Clay has blurred the tension between the wooded and human worlds with a blend of surrealism and wonder. The purpose of the bird and river imagery is rarely to make a comparison but to push through ecological awareness into language — though the awareness is present also. What I love about Clay's swift navigational shifts in space (in one poem from Hotel Lobby: snow, Memphis weeds, a sky folded in on itself, sleep, memory, a hand held in Boston) is the way the words intend intensely. Clay's poems have a dream quality, and like any good dream that haunts your morning, most take more than one reading to suss out. They're worth it though — you don't walk away empty-headed.

Clay develops darkness more fully in Stranger. Fear and longing are soft spots in the consciousness of the speaker, though approached with the deep tenderness of familial love. There is the reality that this world is not the speaker's choice of worlds, but this is the given world, a world of knowing and not knowing, and it is the one he, his wife, and daughter must live, grow, and create in. Growth, language, observation, and creation all intermingle in "Upper Peninsula." Clay writes "Myths start somewhere" and:

Our daughter grows like that very question:

she invents music,

sounds, words—water finds a way—

and a bird

cannot be anything more

than itself anymore.

A few lines later:

... I did not know

that fourteen lines would

not be enough to contain

what we knew was true

but were too ashamed to ask.
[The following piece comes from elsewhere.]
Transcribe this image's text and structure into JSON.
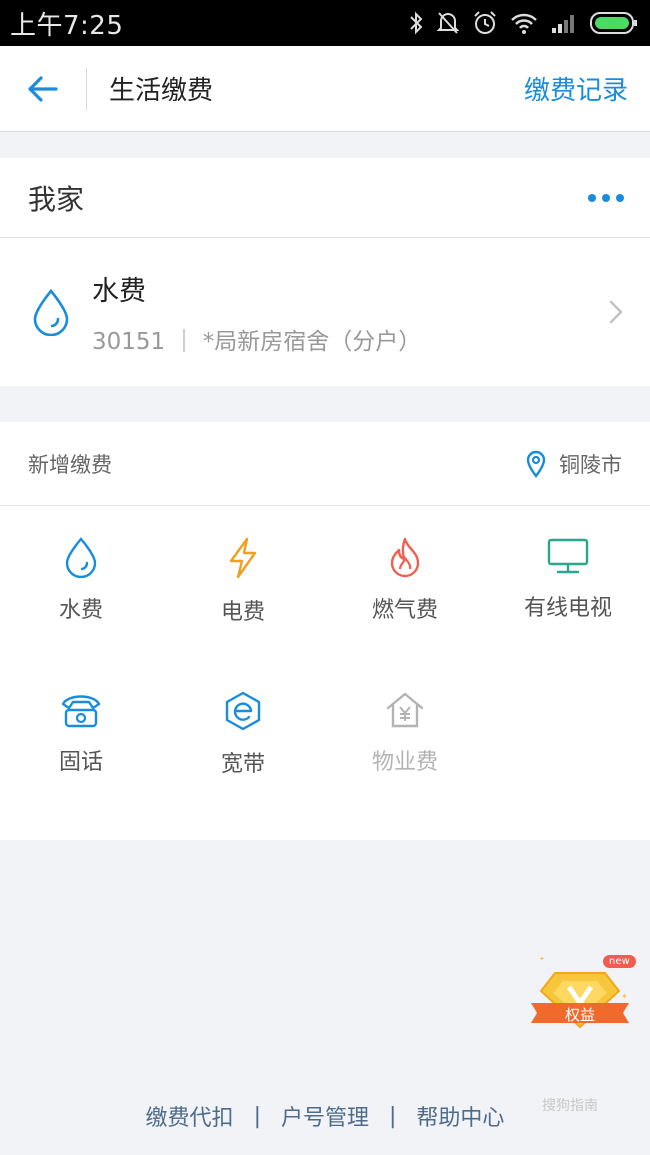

The speaker is referring to the birth of the daughter here, and of meeting the boundaries of poetry as a container for expression. The question of form is asked repeatedly in the book, form as a boundary imposed on a poem, but also the form of a room, or a home lived in and left behind. Form is also a word and its limitations to describe or impart. Clay prods at the purpose of form and considers it strange. Form, however, is not just a container, but also a verb, a way of making, and making is important here. The act of creation is illustrated especially in the figure of the daughter who has "enough mysticism / for us all," who, in the act of learning and inventing language, invents and holds the world in all its wonder and sadness, and is one reason for both hope and concern.

Did I say these poems were darker? Let me reconsider. They are concerned, interested, and question the extent to which words are capable. Fatherhood de-familiarizes comfort, and the borders of the world are dark. The poems refer to school shootings, environmental degradation, things difficult to make meaning from. However, Clay writes, "I'm calling out to you/as if we're building a nest, one word at a time." These poems are not about statements, but about dreaming, like Gillian Welch suggests, of the highway back.

Adam Clay is reading with Ada Limón and Michael Robins at the Impossible Language poetry reading April 8th, 7 p.m., at story booth in Crosstown Arts.

Ashley Roach-Freiman is a librarian and MFA candidate at the University of Memphis. She coordinates and hosts the Impossible Language reading series.

Keep the Flyer Free!

Always independent, always free (never a paywall),
the Memphis Flyer is your source for the best in local news and information.

Now we want to expand and enhance our work.
That's why we're asking you to join us as a Frequent Flyer member.

You'll get membership perks (find out more about those here) and help us continue to deliver the independent journalism you've come to expect.

Add a comment